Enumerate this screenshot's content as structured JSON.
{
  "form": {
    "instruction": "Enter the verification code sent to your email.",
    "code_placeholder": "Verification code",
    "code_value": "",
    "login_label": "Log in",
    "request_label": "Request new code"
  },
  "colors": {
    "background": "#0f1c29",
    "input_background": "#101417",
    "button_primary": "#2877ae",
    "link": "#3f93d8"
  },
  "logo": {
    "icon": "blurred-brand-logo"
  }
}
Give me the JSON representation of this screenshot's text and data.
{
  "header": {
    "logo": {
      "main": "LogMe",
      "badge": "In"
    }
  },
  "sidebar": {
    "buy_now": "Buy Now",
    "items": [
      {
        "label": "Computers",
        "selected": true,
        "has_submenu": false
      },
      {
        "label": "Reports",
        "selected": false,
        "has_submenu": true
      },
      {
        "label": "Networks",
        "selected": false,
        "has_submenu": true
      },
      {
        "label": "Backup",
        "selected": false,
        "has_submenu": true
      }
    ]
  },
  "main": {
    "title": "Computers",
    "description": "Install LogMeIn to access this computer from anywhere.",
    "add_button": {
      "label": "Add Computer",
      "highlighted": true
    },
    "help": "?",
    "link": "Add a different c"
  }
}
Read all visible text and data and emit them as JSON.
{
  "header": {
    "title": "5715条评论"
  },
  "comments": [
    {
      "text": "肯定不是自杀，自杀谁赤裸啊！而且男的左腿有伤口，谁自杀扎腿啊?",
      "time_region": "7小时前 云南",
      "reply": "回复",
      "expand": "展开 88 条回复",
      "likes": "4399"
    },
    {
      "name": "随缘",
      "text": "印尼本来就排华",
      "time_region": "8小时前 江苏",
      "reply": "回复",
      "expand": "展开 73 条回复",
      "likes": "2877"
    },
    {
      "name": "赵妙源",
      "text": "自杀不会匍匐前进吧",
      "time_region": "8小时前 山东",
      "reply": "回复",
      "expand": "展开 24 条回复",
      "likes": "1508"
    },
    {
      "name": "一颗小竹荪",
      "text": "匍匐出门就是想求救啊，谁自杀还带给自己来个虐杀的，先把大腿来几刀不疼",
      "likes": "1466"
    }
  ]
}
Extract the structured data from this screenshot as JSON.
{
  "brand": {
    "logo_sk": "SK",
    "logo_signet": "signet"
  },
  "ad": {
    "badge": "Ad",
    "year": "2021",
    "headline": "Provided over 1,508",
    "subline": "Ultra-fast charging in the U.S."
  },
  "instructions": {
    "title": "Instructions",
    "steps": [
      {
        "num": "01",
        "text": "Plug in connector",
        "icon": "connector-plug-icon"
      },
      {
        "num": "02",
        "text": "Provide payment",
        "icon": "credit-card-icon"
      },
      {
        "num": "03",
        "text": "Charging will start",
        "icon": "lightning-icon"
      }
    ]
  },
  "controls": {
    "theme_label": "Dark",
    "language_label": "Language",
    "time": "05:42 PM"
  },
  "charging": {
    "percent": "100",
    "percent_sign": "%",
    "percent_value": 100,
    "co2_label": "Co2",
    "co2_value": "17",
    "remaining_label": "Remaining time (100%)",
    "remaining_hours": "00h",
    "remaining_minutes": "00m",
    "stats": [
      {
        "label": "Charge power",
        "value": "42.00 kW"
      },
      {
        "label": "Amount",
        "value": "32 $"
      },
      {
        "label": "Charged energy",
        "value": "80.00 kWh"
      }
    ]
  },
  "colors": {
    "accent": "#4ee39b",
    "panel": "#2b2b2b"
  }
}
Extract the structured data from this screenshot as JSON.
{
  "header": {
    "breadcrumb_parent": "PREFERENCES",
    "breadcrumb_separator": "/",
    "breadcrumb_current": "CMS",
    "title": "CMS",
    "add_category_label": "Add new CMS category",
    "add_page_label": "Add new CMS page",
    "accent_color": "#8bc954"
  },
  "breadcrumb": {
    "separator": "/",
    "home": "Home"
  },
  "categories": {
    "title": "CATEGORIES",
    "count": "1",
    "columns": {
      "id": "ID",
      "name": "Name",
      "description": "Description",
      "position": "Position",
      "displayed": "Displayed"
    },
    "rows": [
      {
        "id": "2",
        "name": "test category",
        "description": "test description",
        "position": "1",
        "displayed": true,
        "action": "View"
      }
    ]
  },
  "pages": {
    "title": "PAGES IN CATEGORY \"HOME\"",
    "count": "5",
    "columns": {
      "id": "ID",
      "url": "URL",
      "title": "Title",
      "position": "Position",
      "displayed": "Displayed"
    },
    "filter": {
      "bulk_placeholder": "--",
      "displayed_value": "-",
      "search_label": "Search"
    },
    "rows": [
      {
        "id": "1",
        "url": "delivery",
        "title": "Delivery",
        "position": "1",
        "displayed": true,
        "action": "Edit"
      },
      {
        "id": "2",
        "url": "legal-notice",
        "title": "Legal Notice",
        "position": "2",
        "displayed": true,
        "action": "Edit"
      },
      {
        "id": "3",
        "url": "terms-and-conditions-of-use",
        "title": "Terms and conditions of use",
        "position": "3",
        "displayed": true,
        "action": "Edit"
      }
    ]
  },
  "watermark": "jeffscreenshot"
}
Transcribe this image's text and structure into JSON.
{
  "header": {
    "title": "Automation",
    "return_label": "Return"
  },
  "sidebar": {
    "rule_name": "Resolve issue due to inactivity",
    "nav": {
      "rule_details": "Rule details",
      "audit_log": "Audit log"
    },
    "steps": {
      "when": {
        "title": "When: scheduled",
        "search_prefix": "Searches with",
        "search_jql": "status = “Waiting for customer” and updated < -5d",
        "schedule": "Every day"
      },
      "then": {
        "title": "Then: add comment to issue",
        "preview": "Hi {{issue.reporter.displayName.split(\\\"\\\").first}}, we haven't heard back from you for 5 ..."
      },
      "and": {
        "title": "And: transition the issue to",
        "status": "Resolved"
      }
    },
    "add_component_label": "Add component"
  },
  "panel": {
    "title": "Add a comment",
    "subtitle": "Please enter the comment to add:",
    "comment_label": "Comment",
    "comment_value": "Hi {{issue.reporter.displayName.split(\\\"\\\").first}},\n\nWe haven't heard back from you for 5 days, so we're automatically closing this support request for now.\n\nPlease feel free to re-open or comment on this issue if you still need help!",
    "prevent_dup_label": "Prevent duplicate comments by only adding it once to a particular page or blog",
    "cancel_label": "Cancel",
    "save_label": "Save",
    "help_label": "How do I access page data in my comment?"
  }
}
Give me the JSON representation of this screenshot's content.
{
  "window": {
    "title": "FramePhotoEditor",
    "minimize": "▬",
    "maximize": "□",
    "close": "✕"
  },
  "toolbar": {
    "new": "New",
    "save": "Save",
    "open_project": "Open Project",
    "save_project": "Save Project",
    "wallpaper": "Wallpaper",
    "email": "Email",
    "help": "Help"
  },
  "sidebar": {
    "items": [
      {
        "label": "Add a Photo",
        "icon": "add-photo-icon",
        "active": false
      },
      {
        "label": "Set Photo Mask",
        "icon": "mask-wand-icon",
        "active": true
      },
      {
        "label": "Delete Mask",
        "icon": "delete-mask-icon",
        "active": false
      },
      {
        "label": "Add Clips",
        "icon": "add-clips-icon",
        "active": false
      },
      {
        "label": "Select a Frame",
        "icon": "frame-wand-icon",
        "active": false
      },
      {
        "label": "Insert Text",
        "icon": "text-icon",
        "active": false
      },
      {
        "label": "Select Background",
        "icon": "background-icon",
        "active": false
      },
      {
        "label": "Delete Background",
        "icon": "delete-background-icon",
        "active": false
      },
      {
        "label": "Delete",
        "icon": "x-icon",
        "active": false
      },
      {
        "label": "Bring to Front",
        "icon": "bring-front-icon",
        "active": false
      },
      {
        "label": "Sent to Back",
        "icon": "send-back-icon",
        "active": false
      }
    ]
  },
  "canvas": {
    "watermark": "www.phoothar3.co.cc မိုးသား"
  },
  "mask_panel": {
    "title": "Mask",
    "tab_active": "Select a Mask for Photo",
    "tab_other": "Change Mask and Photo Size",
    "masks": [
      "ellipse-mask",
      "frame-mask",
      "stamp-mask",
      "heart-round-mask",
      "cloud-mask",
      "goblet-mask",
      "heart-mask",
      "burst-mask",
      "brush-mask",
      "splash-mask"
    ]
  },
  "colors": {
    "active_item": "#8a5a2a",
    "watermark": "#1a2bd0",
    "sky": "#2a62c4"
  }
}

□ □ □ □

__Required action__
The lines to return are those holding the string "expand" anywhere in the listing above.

__Exercise response__
      "expand": "展开 88 条回复",
      "expand": "展开 73 条回复",
      "expand": "展开 24 条回复",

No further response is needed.